A primary school in a paddock went on to produce not one but two schools, one of which became Kaikoura High School. In 1866, the little Ludstone School, situated on the corner of Mt Fyffe and Ludstone Roads, was a single room sole teacher affair. It went on to become the Kaikoura Town School when in 1876, a celebration opened a new ‘school house’ on the ‘Police Paddock’ on Killarney Street, in the growing Kaikoura township. It took until 1903 however, when 20 pupils wanted secondary schooling, that the Education Board approved converting the school to a district high school with its very one and only secondary department. The department was only partially successful though, because not only was attendance often very poor, lack of space was an issue, (the students still had to share a room with upper primary pupils), but more seriously, a fire destroyed the school in March 1905. A revived secondary department reopened in May 1908 in the recently completed new school and the 22 students chose a navy blue blazer with a gold monogram to mark the occasion. The students were still being crammed in with the primary students, so an additional room was built in 1928 and ‘Room 6’was proudly claimed by the secondary department as its own. By 1944 however, 50 pupils were being taught in Room 6 by two teachers, so a two room prefabricated building was put up at the back of the Postmaster’s house to better suit the department’s needs and occupied in 1947. In 1955 a brand new purpose built secondary block was opened to more easily offer the students three types of subjects, namely general core subjects, academic and commercial.

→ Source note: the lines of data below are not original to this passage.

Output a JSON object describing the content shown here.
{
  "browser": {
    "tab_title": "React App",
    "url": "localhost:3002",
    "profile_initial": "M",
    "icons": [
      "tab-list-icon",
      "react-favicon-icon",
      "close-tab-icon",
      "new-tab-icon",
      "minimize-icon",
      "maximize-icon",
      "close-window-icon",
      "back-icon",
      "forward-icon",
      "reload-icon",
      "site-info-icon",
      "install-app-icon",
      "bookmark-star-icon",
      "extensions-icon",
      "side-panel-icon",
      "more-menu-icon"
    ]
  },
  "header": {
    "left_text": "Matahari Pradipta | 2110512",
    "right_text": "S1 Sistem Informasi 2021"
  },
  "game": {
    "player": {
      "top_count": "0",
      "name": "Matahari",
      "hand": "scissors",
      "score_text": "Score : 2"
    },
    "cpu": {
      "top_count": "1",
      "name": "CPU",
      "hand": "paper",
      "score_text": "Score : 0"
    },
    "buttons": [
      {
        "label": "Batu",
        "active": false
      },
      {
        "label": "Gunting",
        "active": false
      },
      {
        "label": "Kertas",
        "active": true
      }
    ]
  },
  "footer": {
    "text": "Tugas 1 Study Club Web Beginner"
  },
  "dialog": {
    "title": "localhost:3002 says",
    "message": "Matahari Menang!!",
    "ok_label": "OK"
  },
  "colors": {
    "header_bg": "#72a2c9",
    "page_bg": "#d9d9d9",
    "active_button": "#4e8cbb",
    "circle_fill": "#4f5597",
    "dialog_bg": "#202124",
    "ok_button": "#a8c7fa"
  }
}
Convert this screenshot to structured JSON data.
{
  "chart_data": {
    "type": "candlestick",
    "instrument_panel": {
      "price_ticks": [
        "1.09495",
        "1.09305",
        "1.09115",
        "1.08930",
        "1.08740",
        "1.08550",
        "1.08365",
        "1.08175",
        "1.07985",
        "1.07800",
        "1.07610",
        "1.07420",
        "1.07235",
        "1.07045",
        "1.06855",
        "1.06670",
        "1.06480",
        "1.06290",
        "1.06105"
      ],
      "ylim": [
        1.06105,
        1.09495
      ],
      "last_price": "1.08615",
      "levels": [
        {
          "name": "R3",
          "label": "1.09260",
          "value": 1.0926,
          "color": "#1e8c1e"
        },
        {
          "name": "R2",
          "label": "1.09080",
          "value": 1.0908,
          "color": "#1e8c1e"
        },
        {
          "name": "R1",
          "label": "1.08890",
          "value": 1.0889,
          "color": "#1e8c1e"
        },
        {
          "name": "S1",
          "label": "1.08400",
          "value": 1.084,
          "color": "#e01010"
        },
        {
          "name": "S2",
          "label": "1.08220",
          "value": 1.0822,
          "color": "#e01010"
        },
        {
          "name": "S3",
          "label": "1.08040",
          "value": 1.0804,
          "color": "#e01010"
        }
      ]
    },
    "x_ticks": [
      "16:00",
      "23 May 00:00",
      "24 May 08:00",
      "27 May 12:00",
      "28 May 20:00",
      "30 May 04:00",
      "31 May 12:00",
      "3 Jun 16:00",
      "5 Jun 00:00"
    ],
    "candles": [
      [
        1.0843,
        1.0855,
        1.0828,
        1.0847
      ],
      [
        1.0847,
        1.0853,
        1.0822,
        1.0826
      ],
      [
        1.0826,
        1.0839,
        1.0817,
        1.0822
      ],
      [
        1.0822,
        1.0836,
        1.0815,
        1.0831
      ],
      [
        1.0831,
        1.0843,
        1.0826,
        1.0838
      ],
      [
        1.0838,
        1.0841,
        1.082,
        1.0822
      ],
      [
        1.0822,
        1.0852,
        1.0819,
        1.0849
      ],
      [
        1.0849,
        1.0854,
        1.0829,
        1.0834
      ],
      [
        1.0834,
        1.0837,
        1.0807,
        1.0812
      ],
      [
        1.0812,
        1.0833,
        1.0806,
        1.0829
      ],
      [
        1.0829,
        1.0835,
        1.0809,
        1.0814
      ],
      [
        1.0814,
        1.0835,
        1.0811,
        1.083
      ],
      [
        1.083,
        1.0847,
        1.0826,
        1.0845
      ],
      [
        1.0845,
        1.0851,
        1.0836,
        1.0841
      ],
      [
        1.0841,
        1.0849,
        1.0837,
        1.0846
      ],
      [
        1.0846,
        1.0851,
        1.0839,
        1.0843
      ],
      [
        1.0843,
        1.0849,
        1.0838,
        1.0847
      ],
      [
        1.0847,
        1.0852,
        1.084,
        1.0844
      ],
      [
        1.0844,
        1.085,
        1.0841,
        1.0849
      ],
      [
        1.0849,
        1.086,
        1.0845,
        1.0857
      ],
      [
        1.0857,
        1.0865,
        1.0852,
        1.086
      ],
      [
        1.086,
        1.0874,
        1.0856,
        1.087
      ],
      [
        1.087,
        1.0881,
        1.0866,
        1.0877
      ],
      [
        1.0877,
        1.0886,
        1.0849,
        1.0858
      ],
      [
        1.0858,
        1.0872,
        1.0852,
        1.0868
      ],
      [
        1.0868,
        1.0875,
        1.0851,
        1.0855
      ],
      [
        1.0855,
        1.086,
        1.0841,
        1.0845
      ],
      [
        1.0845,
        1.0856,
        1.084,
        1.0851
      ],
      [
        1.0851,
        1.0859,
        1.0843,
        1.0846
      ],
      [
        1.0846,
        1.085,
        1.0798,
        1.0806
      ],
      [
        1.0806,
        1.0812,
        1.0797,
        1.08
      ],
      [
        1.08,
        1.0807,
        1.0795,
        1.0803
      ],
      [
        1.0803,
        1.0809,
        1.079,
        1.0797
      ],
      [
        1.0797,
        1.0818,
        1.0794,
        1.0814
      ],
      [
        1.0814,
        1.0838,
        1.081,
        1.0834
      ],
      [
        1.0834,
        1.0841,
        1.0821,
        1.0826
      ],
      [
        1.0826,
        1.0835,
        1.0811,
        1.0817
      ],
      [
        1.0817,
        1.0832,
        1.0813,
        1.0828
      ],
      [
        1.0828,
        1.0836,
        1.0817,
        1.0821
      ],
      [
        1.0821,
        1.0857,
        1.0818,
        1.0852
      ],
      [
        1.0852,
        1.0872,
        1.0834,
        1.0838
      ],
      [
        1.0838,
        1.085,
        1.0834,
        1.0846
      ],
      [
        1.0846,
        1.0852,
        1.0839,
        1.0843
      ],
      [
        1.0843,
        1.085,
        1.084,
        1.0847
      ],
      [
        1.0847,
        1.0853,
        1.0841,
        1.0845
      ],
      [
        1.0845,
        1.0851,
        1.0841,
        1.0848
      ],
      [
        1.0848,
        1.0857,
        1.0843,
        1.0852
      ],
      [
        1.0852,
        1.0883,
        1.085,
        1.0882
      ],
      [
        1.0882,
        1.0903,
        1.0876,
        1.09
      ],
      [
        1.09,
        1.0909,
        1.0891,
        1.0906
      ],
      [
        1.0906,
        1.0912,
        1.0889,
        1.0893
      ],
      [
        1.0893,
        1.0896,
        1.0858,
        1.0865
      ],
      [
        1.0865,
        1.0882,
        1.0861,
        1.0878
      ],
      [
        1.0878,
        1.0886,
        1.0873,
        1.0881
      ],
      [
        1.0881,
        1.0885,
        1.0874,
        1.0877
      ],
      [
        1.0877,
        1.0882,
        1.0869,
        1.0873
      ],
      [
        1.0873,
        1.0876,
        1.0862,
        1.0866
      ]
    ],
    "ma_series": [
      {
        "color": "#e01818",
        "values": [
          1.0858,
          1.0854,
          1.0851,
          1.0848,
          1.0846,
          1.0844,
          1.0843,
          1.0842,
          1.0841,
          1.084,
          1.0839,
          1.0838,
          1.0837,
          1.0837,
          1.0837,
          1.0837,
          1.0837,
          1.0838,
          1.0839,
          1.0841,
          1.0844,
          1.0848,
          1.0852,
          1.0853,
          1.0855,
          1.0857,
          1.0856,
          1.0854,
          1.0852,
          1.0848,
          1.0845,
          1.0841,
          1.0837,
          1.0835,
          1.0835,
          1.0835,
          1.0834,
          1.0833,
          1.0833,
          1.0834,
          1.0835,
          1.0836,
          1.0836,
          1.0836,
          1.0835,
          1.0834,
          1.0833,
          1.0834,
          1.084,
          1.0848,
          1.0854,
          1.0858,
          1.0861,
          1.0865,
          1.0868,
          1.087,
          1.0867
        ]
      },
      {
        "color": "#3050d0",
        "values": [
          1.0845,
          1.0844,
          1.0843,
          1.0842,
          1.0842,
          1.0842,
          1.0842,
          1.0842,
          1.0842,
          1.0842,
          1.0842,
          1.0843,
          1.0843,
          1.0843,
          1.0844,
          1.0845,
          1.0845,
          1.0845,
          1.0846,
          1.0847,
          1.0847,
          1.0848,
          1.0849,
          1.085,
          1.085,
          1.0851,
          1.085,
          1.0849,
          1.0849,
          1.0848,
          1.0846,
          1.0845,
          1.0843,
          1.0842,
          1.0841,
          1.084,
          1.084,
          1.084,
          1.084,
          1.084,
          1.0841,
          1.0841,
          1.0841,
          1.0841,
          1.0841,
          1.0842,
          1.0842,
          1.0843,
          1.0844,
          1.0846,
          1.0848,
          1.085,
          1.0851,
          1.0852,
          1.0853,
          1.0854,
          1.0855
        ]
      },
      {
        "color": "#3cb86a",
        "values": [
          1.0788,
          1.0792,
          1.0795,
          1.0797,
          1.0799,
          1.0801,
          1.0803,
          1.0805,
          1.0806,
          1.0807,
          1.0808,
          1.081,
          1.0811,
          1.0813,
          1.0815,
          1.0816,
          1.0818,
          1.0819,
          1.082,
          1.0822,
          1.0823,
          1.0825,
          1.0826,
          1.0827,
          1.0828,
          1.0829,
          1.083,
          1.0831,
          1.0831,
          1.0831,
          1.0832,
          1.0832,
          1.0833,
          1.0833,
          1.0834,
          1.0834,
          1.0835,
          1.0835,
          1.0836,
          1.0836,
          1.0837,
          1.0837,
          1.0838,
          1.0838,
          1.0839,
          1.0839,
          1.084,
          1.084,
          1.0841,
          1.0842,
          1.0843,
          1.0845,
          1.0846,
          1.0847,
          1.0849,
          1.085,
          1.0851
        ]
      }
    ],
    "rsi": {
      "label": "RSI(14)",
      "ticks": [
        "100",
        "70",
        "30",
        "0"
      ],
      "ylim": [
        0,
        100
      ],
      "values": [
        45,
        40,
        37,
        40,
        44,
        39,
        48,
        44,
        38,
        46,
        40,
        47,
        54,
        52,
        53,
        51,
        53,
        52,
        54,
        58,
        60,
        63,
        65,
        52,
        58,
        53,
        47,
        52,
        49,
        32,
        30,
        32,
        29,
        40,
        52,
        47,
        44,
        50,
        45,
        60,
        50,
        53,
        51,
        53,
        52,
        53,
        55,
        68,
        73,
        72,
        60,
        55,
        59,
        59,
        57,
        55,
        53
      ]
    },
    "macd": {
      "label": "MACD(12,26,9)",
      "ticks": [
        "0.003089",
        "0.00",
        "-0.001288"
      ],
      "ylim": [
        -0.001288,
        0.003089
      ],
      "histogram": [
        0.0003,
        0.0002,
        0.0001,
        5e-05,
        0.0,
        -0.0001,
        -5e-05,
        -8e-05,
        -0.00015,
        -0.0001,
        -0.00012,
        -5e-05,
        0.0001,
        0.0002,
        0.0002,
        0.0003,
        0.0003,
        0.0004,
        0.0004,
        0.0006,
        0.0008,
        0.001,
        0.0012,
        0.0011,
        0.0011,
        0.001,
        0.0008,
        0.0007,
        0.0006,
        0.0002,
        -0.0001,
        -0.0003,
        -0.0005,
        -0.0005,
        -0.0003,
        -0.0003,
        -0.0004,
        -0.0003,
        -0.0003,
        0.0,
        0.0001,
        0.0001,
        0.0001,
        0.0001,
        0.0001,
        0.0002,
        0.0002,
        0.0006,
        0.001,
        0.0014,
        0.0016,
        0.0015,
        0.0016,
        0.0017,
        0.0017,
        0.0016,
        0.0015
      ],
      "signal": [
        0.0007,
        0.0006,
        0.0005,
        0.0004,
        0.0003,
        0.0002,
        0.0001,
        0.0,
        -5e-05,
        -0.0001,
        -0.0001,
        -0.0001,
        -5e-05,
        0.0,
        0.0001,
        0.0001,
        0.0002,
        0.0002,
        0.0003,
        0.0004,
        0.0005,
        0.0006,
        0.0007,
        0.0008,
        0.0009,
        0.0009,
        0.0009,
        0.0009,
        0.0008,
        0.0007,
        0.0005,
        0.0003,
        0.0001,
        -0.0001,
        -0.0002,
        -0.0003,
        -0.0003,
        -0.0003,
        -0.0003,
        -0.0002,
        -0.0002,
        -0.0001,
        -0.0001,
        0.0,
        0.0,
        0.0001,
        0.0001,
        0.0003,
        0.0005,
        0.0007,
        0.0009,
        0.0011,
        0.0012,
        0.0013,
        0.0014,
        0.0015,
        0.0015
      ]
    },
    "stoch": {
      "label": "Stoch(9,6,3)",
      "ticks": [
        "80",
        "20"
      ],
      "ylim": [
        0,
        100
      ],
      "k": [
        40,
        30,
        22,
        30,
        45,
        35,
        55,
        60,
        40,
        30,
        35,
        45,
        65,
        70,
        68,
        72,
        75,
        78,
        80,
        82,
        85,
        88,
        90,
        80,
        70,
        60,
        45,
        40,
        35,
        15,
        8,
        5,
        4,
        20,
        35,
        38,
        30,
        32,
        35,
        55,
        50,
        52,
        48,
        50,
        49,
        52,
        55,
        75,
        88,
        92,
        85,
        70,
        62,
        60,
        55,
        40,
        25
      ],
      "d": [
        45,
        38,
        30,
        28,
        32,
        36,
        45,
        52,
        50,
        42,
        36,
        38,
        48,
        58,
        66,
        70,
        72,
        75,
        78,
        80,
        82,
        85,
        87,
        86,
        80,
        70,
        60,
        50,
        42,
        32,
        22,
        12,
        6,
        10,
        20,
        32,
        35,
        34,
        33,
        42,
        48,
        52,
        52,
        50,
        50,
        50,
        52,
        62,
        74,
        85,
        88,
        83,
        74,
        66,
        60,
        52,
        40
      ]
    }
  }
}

School ‘Houses’ for sports and games were started up in the 1950’s, the first two being Monk and Cooke named after distinguished ex-pupils. Winston F Monk (1912-1954), obtained the dux medal in 1925 and Thomas Cooke (1881-1916), was awarded the Victoria Cross for most ‘conspicuous bravery’ during The Great War. Soon after, two more distinguished ex-pupils were chosen to represent the other two houses namely, Arthur E Flower (1874-1952) and Catherine C Braddock (1881-1922). Both of them had become university scholars.
The translation of ‘Kaikoura District High School to a Forms 1 to 7 High School’ was announced by the Ministry of Education on September 14, 1969. Opening in February, 1971 the school, still on the Killarney Street site, became a separate school with its own governing body. A brand new manual training block opened at the same time. For 9 years after that, the main aim of the Board of Governors was to secure a completely new site for the school. A 1979 South Island newspaper reported that, since the ‘Te Anau’ architectural plan had been chosen for the new school, generous financial contributions had been coming in from all areas of the community, so that , the ‘palatial’ layout and facilities included not only tennis/netball courts, but also a gymnasium ‘unequalled in any other school or district of similar size, or indeed in few other schools or places of any size in New Zealand’.
The grand opening of Kaikoura High School on the corner of Ludstone and Rorrisons Roads was held on Thursday, December 6, 1979 at 1.30pm, (after the Junior Prize Giving had taken place in the morning).
The most devastating event to hit the school to date was the 1993 Christmas flood. The school had to be refurbished, and the front entrance was redesigned, which included relocating the Wharenui to where it now stands at the front of the school, and adding a kitchen facility to the back of it. The refurbishments were completed in time for the 25 Jubilee Year celebrations held in 1995.
Our School Grows Up by J R Spence, 1958
Kaikoura High School Magazine 1971